They say people want the cars they have a personal connection to. If so, there’s no way to easily explain why a 69-year-old Cadillac should appeal to someone who is only 48. The car came out of Cadillac’s Clark Street plant in Detroit two decades before I was born.
When I was growing up, my dad drove a grab-bag of cheap ’70s and ’80s cars. I didn’t see ’49 Cadillacs in the dealerships or going down the street as a kid. I never admired the people who drove them, nor wished I was the one with my hands on that giant Bakelite-rimmed steering wheel, sitting behind that long hood which sheltered a 331-cubic-inch V-8 and crowned by a supersonic winged-goddess ornament. When I was a kid (like every other kid), I wanted a Lamborghini Countach.
But the ’49 Cadillac sedan in Hagerty’s collection spoke to me as it sat there in the company garage, a fusty old black lump parked among the longer-lower-wider finned dreamboats of the late ’50s and the sporty Corvette and Corvair and Chevelle that everyone always wants to drive. It was like the fat kid in gym, the last poor sap to be selected for the kickball team, but I wanted to drive it.
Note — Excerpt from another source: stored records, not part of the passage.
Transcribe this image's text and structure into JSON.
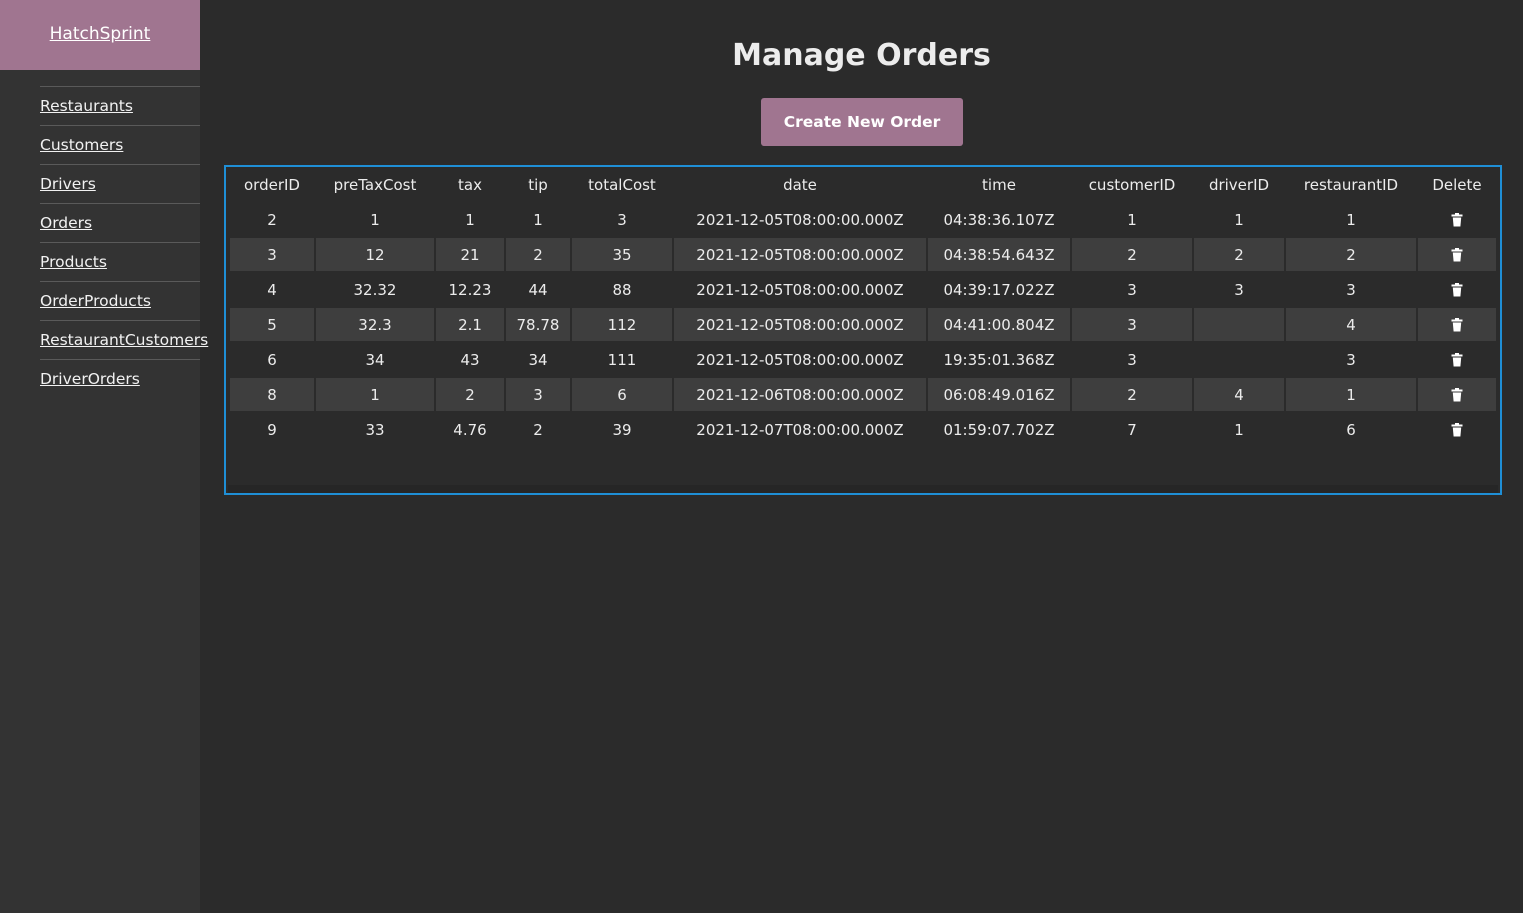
{
  "app": {
    "brand": "HatchSprint"
  },
  "sidebar": {
    "items": [
      {
        "label": "Restaurants"
      },
      {
        "label": "Customers"
      },
      {
        "label": "Drivers"
      },
      {
        "label": "Orders"
      },
      {
        "label": "Products"
      },
      {
        "label": "OrderProducts"
      },
      {
        "label": "RestaurantCustomers"
      },
      {
        "label": "DriverOrders"
      }
    ]
  },
  "main": {
    "title": "Manage Orders",
    "create_button": "Create New Order"
  },
  "colors": {
    "accent": "#a07590",
    "table_border": "#1f8fd6",
    "background": "#2b2b2b",
    "sidebar": "#333333"
  },
  "table": {
    "columns": [
      "orderID",
      "preTaxCost",
      "tax",
      "tip",
      "totalCost",
      "date",
      "time",
      "customerID",
      "driverID",
      "restaurantID",
      "Delete"
    ],
    "delete_icon": "trash-icon",
    "rows": [
      [
        "2",
        "1",
        "1",
        "1",
        "3",
        "2021-12-05T08:00:00.000Z",
        "04:38:36.107Z",
        "1",
        "1",
        "1"
      ],
      [
        "3",
        "12",
        "21",
        "2",
        "35",
        "2021-12-05T08:00:00.000Z",
        "04:38:54.643Z",
        "2",
        "2",
        "2"
      ],
      [
        "4",
        "32.32",
        "12.23",
        "44",
        "88",
        "2021-12-05T08:00:00.000Z",
        "04:39:17.022Z",
        "3",
        "3",
        "3"
      ],
      [
        "5",
        "32.3",
        "2.1",
        "78.78",
        "112",
        "2021-12-05T08:00:00.000Z",
        "04:41:00.804Z",
        "3",
        "",
        "4"
      ],
      [
        "6",
        "34",
        "43",
        "34",
        "111",
        "2021-12-05T08:00:00.000Z",
        "19:35:01.368Z",
        "3",
        "",
        "3"
      ],
      [
        "8",
        "1",
        "2",
        "3",
        "6",
        "2021-12-06T08:00:00.000Z",
        "06:08:49.016Z",
        "2",
        "4",
        "1"
      ],
      [
        "9",
        "33",
        "4.76",
        "2",
        "39",
        "2021-12-07T08:00:00.000Z",
        "01:59:07.702Z",
        "7",
        "1",
        "6"
      ]
    ]
  }
}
In my adulthood, I’ve developed a thing for 1940s cars. Why? Well, I like the history of the period, I like the music, I like old-time radio programs like Gunsmoke and Johnny Dollar, and I love the art-deco streamliners that reached their design peak just as the Japanese were sailing for Pearl Harbor and that, after the war, returned to evoke speed and grace without actually being very fast or especially graceful around corners.
They have a kind of 50-mph grace, an unhurried dignity supplied by generous wear-your-fedora dimensions, teardrop lines, and big, low-stress engines that were meant to be felt but not heard. It was before the automakers became obsessed with the slap-dash assembly techniques of later years, with snap-fit pins and blow-molded plastics. Everything is properly screwed, bolted or welded onto a ’49 Cadillac. There was still a lot of handwork in the bodies, the seams leaded and ground by workers at Fisher Body’s Fleetwood plant and the dashboard a steel and chrome sculpture that more than surpasses in aesthetics what it clearly lacks in safety.
Automatic transmissions were still a relatively new thing, and the ’49 is like a modern car in that you pull the long column selector into “D” and just forget about it. The V-8 is a smooth and stout tugboat motor that lacks the thunder and drama of later V-8s but far outclasses the straight-sixes and -eights that dominated the market back then. Suspension and steering that is still in good shape pairs well with the newer radial tires which, if lacking the correct square-shoulder look of bias-plies, does a great job of keeping the Caddy pointed straight down the road. The brakes do a solid job of stopping and the radio even delivers the delights of what’s left of the AM airwaves, a little orange pilot light is there in the sweep display to tell you it’s on.
Everyone who piloted the grandpa Cadillac on our group driving tour commented on how nice it drove, which is a way of saying that it drove very modern. It’s a highly useable classic for as little as $15,000–$25,000 that you wouldn’t mind taking on a road trip, the wind-wings open to scoop up the passing breeze and direct it at your face.
And one thing hasn’t changed in 69 years: when you cruise into town in a ’49 Cadillac, everyone knows it and approves.